#### Work required
From the material below, return every line that includes "Written".

#### Recorded data

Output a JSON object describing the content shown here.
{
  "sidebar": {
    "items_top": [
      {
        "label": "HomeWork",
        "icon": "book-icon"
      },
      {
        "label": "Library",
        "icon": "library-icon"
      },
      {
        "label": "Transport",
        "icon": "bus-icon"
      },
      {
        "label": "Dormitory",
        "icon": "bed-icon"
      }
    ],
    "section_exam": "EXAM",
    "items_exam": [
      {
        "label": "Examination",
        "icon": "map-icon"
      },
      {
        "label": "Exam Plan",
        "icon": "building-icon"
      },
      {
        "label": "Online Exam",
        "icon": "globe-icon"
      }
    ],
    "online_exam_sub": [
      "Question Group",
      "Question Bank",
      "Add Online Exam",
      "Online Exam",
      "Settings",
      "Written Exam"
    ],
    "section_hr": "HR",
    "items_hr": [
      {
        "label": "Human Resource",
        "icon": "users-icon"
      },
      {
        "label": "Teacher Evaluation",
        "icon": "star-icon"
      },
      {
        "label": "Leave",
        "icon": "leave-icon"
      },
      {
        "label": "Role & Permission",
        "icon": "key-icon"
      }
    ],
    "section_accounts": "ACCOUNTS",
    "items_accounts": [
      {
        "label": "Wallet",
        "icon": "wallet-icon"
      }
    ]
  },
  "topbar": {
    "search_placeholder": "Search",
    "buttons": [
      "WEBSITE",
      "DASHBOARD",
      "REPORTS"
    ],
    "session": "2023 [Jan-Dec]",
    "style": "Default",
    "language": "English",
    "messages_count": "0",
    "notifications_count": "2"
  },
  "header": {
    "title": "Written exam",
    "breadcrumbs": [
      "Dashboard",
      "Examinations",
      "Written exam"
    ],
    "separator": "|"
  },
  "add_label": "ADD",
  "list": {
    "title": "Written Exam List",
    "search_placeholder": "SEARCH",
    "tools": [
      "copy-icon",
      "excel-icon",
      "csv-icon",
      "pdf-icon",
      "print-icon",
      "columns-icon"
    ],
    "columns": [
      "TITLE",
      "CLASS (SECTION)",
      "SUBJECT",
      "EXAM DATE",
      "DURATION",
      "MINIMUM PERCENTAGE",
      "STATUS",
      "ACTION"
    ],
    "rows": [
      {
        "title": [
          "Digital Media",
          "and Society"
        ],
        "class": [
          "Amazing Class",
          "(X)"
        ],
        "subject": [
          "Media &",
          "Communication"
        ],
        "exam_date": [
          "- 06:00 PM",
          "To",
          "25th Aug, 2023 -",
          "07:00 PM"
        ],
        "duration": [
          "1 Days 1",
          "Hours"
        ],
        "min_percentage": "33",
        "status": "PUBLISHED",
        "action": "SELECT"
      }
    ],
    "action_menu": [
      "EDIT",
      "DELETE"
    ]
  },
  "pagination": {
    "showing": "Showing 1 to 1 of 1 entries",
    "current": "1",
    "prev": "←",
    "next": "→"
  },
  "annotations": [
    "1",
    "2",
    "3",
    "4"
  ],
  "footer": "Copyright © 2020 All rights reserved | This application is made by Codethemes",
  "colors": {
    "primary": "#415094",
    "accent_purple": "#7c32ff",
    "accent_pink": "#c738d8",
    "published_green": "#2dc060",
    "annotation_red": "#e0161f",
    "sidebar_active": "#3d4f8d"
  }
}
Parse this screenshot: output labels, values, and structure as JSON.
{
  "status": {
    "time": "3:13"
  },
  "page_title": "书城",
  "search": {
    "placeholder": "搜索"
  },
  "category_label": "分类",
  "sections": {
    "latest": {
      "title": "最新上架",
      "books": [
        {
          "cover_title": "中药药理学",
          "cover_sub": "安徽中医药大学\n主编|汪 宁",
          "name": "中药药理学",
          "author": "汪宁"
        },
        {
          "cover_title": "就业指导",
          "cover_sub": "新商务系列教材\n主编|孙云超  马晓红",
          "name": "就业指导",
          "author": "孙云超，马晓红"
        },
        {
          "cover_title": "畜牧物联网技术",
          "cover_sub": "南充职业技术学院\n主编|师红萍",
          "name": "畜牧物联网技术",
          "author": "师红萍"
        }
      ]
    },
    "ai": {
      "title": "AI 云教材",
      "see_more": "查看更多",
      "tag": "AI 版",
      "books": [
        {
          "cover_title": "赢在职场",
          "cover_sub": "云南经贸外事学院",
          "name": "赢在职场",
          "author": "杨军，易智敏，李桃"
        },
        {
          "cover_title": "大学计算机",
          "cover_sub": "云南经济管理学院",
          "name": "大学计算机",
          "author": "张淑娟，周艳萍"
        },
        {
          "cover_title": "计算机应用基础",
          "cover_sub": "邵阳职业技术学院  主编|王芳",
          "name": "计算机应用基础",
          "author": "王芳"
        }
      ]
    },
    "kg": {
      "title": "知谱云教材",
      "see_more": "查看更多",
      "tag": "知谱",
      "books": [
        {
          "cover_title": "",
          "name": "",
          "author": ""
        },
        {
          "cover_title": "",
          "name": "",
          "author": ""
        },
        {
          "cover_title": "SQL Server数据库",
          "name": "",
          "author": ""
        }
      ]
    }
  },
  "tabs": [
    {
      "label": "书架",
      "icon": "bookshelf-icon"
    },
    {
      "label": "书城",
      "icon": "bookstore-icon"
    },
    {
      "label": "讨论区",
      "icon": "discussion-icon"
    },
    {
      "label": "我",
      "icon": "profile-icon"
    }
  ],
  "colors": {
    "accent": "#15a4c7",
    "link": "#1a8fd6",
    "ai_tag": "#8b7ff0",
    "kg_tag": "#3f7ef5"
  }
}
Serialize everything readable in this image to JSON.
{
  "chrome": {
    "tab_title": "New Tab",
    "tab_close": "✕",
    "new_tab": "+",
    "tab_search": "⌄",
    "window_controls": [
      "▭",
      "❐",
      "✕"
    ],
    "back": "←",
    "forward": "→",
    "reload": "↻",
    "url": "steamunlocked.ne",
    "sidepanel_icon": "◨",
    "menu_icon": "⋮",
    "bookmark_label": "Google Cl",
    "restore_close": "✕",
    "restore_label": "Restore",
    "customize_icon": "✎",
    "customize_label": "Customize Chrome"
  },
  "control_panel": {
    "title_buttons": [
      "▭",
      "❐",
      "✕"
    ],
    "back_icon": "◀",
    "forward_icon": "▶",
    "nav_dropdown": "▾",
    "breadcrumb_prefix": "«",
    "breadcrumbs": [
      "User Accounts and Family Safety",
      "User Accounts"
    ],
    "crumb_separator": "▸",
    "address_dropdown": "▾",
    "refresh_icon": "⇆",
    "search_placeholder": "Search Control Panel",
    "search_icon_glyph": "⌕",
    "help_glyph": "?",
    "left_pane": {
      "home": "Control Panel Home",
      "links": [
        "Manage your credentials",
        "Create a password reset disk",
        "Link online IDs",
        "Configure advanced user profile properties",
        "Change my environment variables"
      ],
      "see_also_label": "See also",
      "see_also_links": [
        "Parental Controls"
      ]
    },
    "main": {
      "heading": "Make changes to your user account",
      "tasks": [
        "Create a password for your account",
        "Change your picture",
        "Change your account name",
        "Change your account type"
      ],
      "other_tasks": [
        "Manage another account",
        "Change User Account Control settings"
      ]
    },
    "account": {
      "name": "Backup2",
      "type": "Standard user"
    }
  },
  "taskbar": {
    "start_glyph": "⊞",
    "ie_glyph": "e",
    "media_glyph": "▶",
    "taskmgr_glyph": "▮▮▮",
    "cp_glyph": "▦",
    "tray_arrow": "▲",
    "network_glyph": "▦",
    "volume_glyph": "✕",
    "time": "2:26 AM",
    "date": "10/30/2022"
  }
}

#### Answer section
      "Written Exam"
    "title": "Written exam",
      "Written exam"
    "title": "Written Exam List",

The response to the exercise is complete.